Do you love talking about books but feel overwhelmed by the time and pressure of a monthly book club? A pop-up book club may be what’s missing in your life. Rather than regularly recurring meetings, a pop-up book club meets when and how often you want — popping into your life when you want it, and out when you don’t. I know from experience: Every October, my friend Jen and I have a pop-up book club where we read spooky books for Halloween.
Here are four big reasons we’ve found why pop-up book clubs are a great choice for busy readers.
1. You determine how often you read
Most book clubs meet monthly to discuss a book they’ve read. With a pop-up book club, you and your fellow reader(s) can decide how often you’d like to participate, depending on your time, energy, workload, and personal preferences. This could mean reading every other month, each season, yearly, or even just as the mood strikes you.
With my current life demands, reading a few books each autumn is manageable — and fun. My other pop-up book club member, Jen, agrees. “Pop-up book clubs are a great way to enjoy the experience of a book club without the long-term time commitment,” she says. Not to mention you’ll avoid the angst of choosing a new novel each month.
If you don’t want to start your own, many publications, celebrities, local libraries, and other organizations hold book clubs online or in-person for readers to pop in whenever they want.
2. You might actually finish the book
Years ago, when I was part of a regular book club, it was a toss-up each month whether each of the members — myself included — would have the book finished by the time we met. I know our group wasn’t unusual in that respect. It’s long been a joke that many book clubs are secretly wine clubs in disguise, since, even if no one’s read the book, the wine is still flowing.

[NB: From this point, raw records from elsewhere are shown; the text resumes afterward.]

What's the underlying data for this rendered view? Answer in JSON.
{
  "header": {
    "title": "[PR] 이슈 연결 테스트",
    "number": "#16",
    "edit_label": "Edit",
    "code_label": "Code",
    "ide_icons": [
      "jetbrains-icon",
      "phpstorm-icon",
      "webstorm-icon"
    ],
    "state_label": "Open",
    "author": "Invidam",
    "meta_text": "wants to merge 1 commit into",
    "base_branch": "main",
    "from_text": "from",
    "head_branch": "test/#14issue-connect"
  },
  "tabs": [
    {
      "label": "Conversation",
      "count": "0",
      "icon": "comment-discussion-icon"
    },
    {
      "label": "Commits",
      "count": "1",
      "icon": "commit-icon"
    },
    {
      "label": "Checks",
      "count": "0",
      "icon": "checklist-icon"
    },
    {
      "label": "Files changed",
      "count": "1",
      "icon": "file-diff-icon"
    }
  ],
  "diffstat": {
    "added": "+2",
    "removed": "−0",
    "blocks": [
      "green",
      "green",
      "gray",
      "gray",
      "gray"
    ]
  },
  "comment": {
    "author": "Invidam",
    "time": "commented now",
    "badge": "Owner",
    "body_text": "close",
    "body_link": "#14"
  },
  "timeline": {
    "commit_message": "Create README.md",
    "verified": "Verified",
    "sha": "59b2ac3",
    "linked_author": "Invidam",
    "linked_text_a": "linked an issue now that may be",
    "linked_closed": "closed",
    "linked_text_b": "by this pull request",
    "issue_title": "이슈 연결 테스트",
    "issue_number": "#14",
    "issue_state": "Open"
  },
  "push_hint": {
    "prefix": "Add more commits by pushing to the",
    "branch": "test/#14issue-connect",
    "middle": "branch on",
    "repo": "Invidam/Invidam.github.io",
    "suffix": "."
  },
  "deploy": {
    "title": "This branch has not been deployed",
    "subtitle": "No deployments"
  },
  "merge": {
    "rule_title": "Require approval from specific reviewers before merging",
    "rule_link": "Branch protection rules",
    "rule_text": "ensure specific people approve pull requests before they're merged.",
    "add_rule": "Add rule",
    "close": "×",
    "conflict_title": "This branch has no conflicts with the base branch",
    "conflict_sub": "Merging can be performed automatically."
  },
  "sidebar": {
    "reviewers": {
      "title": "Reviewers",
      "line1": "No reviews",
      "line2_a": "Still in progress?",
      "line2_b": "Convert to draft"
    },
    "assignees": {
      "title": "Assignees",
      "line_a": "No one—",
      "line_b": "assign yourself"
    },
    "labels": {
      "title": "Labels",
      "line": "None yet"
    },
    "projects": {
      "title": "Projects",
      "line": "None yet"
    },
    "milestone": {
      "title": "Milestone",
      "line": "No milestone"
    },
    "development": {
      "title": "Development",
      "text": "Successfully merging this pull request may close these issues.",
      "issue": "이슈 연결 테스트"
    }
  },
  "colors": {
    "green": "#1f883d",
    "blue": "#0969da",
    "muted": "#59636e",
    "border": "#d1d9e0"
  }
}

While it can be fun to meet either way, there’s no doubt that you’ll get a fuller experience having read the entire book beforehand. At the very least, you’ll avoid spoilers. Without the pressure of reading once a month, you might find yourself actually finishing the book with a pop-up club, since you’ll have more time to read. In other words, you can enjoy the wine and the book.
3. It won’t feel like homework
Since pop-up book clubs meet less frequently, when you do read together, it’ll feel more like a special event. Compare this with regular book clubs, where reading the monthly assigned book can start to feel like homework you’re required to complete.
A pop-up book club allows you to store up the time, energy, enthusiasm, and even funds to devote to making the most of the experience, whether that means savoring the story, cooking a themed dinner for your fellow book clubbers, or enjoying a leisurely discussion at a nicer-than-normal restaurant.
4. It’s fun to read for certain seasons, holidays, or themed months
The beauty of a pop-up book club is that you can read when you want, which means you can tie those reading experiences to the seasons and holidays you most love to celebrate. Each fall, my friend Jen and I look forward to reading creepy horror, mystery, or dark fantasy books in the weeks leading up to Halloween. Together we’ve read and discussed the Richard Matheson classic I Am Legend and contemporary books like Simone St. James’ The Sun Down Motel and Neil Gaiman’s The Ocean at the End of the Lane.
We’ve both enjoyed the experience, as readers and friends. “I love reading spooky books together each fall,” Jen says. “It's a nice way to ring in the shorter days and cooler weather and to be able to share in celebrating the season with one of my favorite things — books.”
If you’re not that into Halloween or creepy stories, try reading challenged novels or comics during Banned Books Week, holiday romances during the winter months, or Black history books in February. You don’t need to limit yourself to seasons or holidays already on the calendar, either. Want to declare a Mystery May? A Summer Beach Reads in July? The possibilities are endless, and may make choosing your books almost as fun as reading them.
About the Author: G.G. Andrew
G.G. is a freelance writer and author of romance and women's fiction, including the short story "Everything Left Unsaid" in the collection A Million Ways: Stories of Motherhood. A Texas transplant, she lives outside Houston with her husband and two sons, both of whom are on the autism spectrum. In her spare time, she enjoys browsing bookstores, yoga, paper crafts, cooking, genealogy, and anything related to Halloween. She's probably drinking tea right now.